My original headline was “Dirty Pictures of Little Girls,” but Wife Lila, playing editor, put the kibosh on that.
The Missourian was very conservative. I’ve mentioned before that we had an editor who would censor Ann Landers if he thought the column was too racy. Some of these photos were too dirty for the Youth Page, so they have been suppressed for close to half a century.
The shot above and the one below ran August 12, 1967, with the caption “Brownie Scouts Shirley Laurentius (below) and Nancy Noffel (above) demonstrate how to do The Wade at Brownie Girl Scout Camp. It’s more difficult than it seems: novices end up doing The Splash.”
More than 160 Brownies attended the activities this week at the Seabaugh Farm on Cape LaCroix Creek Road. Shirley is the daughter of Mr. and Mrs. Alfred J. Laurentius, 1601 Bloomfield, and Nancy is the daughter of Dr. and Mrs. S. Edwin Noffel, 2532 Timber Lane. Now, let’s see, first you stick your right foot out and teeter all about…”
Happy Birthday, Girl Scouts! I understand you hit the Big 100 today. Want to hear something that will rock you back? These Brownies and Girl Scouts, who toured The Southeast Missourian in 1965 or 1966, weren’t too far off from having been around to celebrate the 50th anniversary of the organization. Now they’ll be able to light double the number of candles.
If you were a regular reader of the Saturday Youth Page, the photo above should look familiar to you. One of my jobs was to edit the weekly page, so I took a photo from the tour and made it into one of the standing page sigs. I always liked it because I knew it gave some of the bigots heartburn to see kids of different races “mixing.”
Newspaper tour groups
Cop reporter Dan D. Whittle is doing his best to look important and ignore the group standing around him.
A lot of newsroom folks hated the tour groups, but I enjoyed having them come back to the photo department at The Palm Beach Post.
If I wasn’t busy, I’d take them on a tour of the darkrooms, where the highlight was going through the revolving light trap that would let you go from the lighted hallway to the dark print room without interrupting any work that was going on. You’d revolve a cylinder until an opening showed up, you’d step inside and rotate it until the opening reached the darkroom, then you’d step out. With practice, you could do it without slowing down.
The farmer and the magic room
I’d tell the kids that the experience was a little like the farmer who saw his first elevator when he took his family on a visit to the big city.
He watched mystified as a door would open, people would enter a small room and the door would close. When the door opened again, the room would be empty. This went on for quite some time while he tried to figure out what was happening to the people.
Finally, an elderly woman entered the magic room. The door closed and a few seconds later a beautiful young woman stepped out. There was a brief pause, then the farmer turned and said in a hushed voice, “Son, quick. Go fetch your momma.”

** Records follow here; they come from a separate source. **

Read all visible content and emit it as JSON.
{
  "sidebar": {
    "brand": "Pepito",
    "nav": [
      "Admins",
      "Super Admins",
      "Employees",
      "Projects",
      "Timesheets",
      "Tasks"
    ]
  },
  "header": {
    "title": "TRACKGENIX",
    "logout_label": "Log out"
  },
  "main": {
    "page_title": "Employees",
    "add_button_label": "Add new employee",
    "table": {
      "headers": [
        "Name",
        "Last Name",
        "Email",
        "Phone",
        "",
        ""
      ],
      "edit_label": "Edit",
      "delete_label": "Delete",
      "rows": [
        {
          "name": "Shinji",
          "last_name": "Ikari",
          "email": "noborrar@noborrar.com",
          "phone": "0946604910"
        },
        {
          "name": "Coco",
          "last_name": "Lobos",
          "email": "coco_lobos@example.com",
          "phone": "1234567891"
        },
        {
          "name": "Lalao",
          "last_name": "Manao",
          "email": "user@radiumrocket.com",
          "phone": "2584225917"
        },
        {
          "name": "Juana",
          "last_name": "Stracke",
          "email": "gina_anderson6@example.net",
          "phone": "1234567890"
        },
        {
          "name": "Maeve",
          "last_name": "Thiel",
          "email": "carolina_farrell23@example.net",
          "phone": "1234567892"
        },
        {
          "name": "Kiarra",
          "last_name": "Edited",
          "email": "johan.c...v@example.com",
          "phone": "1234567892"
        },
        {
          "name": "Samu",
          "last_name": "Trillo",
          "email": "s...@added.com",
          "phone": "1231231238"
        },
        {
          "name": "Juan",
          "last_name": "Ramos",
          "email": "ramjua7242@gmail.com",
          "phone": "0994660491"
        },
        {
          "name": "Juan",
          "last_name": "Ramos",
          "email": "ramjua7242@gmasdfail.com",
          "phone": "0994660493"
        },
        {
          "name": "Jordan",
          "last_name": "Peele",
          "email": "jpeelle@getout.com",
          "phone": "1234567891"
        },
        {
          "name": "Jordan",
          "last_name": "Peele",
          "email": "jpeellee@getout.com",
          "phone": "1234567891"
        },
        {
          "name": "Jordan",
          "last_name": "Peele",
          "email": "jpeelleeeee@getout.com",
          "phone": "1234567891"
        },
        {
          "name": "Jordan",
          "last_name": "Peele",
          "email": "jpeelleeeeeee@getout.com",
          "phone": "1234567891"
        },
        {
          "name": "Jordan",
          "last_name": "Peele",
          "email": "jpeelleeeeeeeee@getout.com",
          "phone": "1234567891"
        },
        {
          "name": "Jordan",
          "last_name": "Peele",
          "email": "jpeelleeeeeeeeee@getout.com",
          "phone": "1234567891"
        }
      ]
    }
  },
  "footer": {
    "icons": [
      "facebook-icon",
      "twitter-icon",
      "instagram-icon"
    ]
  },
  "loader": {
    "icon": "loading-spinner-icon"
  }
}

Once they made it through the revolving door, I’d usually have groups of them put their hands on a piece of photographic paper, then I’d turn the overhead room lights on and off to expose it. I’d toss the “blank” paper into the developer and let them see a reverse image of their hands pop up. Even high school kids were impressed, and it made for a nice souvenir to take home.
If we were lucky enough to catch a photographer with prints from an assignment that was going to run the next day, I’d introduce the shooter, have him or her show the kids the pictures, tell them a little about what how they were taken, then tell them to look for the shots in tomorrow’s paper.
I thought it was important for them to realize that real people produced the art that got pitched in a puddle in their front yard. It might encourage them to keep reading the paper. Based on what’s happening to newspapers today, I guess I must not have been too effective.
I tried to print as wide a variety of photos from the tour as possible (including the little girl picking her nose. I hope her kids spot it.). Click on any photo to make it larger, then click on the left or right side of the image to move through the gallery. Happy Birthday, Girl Scouts of America.